I had spent the morning exploring Dauphin and Lancaster Counties. Glancing at the clock, I knew I would have to soon start towards Lancaster if I didn’t want to be late, but I had enough time to make one more stop.
“Where are we stopping now?” my mother asked as I turned off of Route 441.
“A haunted cemetery,” I replied as I passed through the collection of houses known as Rowena and turned onto Old River Road. Immediately to my left was one of the oldest cemeteries in Lancaster County. Pulling to the side of the old roadway, I put on the hazard lights and stepped out of the vehicle to study the ancient and supposedly haunted cemetery.
“You coming along?”
“You’re on your own,” mom replied as I stepped out of the vehicle.
The small plot is surrounded by a four-foot-high stone wall that guards the thirty-some stones within. The cemetery appears in better condition than the last time I had passed by it – at that time, it was overgrown and needed some maintenance.
The cemetery’s official name is Shock Burial Ground, but most people know it by another name – Hans Graf Cemetery. This alternate name comes from a stone engraved into the wall of the cemetery – “Within this God’s Acre / rest the descendants of / Hans Graf.”
The cemetery and its legends have appeared in many books and articles involving haunted locations within the borders of Lancaster County.
The most popular story is that the cemetery is haunted by Hans Graf, whose spirit protects the family cemetery. According to word of mouth – and I encourage people not to do this for safety’s sake and to protect the fragile stones – if visitors walk on the wall surrounding the cemetery seven times during the full moon, a spirit appears and chases the intruder away. Of course, if seven trips around the cemetery doesn’t work, another claim states three trips around the cemetery while walking backwards can also possibly call forth the protector of the cemetery. But – according to some versions of the story – if you make seven complete trips around the cemetery, you’ll drop dead of fright.
What I find most interesting is how the story about the haunted cemetery has morphed over the years.
The oldest story I uncovered states the cemetery was haunted by the ghost of Hans Graf. According to the legend, the spirit of Hans Graf rises from his grave to chase out those who disturb the cemetery. Unfortunately for this legend – and variants of it – Hans Graf does not rest within the walls of this sacred plot. Although his descendants are buried here, Graf does not rest here – he is buried in the Groffdale Mennonite Brick Church Cemetery in Leola.

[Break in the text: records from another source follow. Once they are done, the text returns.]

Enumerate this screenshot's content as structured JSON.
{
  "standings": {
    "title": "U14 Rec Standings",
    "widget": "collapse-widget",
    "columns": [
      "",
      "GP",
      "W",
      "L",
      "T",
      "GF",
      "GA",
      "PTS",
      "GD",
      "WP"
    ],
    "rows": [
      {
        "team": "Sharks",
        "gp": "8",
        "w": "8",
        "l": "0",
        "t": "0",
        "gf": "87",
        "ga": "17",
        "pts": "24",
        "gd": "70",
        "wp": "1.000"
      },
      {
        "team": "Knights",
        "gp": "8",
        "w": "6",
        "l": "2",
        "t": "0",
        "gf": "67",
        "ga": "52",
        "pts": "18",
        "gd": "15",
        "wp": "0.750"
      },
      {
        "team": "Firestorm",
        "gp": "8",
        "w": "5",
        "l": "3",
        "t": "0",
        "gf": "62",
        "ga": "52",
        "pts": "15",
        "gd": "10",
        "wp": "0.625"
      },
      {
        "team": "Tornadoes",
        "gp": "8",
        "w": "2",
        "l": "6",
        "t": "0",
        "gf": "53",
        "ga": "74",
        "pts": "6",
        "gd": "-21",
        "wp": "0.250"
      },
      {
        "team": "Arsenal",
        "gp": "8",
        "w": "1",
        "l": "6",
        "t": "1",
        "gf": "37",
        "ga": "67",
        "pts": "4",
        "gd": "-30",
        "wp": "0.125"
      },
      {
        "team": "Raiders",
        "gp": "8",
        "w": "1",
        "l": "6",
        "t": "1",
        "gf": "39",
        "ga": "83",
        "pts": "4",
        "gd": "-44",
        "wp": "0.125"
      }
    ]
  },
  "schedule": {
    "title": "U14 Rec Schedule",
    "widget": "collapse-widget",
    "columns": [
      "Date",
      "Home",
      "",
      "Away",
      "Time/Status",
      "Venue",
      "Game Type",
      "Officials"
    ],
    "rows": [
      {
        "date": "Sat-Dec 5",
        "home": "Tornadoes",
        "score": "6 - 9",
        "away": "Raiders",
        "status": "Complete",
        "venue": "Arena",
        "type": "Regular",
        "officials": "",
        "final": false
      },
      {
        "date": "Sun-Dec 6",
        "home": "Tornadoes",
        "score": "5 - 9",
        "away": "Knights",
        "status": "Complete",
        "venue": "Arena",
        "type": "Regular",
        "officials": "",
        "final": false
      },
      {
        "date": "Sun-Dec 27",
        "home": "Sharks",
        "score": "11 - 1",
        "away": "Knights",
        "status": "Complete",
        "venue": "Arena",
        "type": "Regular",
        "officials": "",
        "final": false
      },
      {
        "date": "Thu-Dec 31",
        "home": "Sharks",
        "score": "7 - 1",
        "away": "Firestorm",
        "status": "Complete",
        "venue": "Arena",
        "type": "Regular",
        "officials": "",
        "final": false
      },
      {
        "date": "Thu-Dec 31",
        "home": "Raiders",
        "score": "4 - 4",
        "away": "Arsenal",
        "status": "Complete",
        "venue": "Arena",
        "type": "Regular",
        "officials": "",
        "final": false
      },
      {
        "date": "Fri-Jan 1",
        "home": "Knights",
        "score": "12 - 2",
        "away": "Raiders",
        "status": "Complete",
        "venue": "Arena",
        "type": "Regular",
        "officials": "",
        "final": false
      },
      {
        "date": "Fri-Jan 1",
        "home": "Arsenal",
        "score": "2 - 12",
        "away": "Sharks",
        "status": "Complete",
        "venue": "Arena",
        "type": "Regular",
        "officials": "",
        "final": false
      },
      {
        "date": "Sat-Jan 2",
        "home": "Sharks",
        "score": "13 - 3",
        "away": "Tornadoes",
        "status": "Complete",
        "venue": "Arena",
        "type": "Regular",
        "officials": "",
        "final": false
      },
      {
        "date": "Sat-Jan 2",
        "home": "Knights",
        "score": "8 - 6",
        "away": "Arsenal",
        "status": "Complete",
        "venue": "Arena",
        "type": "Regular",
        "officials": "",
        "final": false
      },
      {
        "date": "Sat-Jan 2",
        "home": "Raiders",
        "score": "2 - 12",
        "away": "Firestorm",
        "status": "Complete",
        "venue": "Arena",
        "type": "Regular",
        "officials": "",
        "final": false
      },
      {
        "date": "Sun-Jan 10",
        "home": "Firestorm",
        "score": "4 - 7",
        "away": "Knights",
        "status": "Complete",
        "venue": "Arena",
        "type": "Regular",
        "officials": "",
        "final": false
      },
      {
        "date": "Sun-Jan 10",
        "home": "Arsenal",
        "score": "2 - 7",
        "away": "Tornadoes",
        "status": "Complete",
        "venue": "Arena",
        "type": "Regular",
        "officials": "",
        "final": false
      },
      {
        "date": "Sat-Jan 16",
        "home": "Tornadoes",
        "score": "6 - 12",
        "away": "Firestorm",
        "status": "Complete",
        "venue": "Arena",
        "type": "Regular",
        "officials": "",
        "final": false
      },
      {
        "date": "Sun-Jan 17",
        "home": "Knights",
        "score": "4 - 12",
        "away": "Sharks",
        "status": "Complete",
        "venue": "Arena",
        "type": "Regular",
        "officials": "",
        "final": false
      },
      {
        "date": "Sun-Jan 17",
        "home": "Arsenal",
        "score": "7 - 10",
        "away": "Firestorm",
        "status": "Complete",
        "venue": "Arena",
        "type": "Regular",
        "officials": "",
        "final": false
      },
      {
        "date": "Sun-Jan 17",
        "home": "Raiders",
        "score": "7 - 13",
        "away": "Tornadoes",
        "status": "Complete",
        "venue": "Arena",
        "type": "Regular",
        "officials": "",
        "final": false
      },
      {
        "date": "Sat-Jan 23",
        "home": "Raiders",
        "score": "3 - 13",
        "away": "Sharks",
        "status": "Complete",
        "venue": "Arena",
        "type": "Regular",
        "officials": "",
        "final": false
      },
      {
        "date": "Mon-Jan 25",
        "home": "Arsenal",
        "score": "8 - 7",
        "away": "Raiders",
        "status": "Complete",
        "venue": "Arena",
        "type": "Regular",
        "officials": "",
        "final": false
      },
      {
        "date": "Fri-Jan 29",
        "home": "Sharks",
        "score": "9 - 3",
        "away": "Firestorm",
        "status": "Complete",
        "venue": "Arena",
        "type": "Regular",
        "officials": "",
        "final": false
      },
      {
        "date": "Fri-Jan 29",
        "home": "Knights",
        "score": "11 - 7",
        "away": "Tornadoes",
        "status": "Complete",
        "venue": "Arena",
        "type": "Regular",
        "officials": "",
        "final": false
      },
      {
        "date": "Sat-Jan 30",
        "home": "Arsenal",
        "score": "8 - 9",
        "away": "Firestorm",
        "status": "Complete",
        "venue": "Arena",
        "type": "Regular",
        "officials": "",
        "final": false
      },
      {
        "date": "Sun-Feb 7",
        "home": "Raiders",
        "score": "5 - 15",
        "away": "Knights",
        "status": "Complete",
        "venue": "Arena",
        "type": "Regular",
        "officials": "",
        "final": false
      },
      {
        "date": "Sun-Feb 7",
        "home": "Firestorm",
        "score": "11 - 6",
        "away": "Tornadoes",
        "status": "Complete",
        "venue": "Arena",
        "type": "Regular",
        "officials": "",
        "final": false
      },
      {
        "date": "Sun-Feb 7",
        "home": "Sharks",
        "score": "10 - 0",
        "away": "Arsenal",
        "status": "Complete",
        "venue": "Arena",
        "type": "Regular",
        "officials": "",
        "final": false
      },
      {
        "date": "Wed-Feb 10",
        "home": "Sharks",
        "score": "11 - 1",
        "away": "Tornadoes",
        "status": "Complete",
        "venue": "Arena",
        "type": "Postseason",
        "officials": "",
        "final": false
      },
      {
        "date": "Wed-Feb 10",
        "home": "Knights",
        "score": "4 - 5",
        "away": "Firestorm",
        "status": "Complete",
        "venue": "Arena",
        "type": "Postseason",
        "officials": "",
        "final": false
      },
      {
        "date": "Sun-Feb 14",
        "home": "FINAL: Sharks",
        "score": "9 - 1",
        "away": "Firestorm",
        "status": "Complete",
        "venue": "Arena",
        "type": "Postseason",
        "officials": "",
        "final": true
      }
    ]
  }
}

The next story – and the most common one – is a phantom dog haunts the cemetery. The ghost dog has appeared either as a large, black dog or a small, white one. If it does not make an appearance, those who dare to enter the walled cemetery have heard the sound of dogs barking. The sound is heard coming from both within the cemetery and the woods surrounding it.
However, the sound of barking can easily be attributed to the dogs living in nearby houses – driving in, we passed two dogs, so there is a natural explanation to the sound of barking dogs. But this may not account for all of the sounds heard by others at the cemetery. In my two visits to the cemetery, I personally did not hear anything out of the ordinary.
The most modern version of who or what haunts the Hans Graf Cemetery is one of the more interesting stories. Again, according to word of mouth, for those who walk the wall seven times on a full moon, the ghost of a werewolf will appear to chase them out of the cemetery. The werewolf is – according to local rumor – either Hans Graf or one of his descendants who was killed after being accused of being a supernatural killer. I’ve never been able to uncover anything that might suggest any of his descendants were accused of being a werewolf.
Although it was mid-morning when I visited for my pictures, there was a full moon that night, so I stayed on the road passing the cemetery and did not venture closer. The last thing I needed was to be cursed by the urban legends connected to the sacred plot of land. I quickly took a couple pictures and returned to the vehicle and prepared to leave the area.
“Did I tell you about the last time I stopped here?” I asked as I pulled onto the road.
“I don’t think so,” my mother responded.
“Adam and I had left the cemetery and had only driven a short distance when a large, brown dog bounded out of the cornfield, crossed the road and up the hillside. Scared the daylights out of us. I think we both thought the phantom dog was after us.”
About that time, a dog – which looked similar to the dog I remembered seeing a couple years before – came out of the cornfield ahead of us, bounded across the road and ran to a nearby house. It’s appearance silenced me.
“As you were saying?” my mother asked, sensing my unease.
“I don’t think I’m ever coming back here.”
“I think that may be a good idea.” With that, I headed toward Lancaster, leaving the cemetery and its legends in the rearview mirror.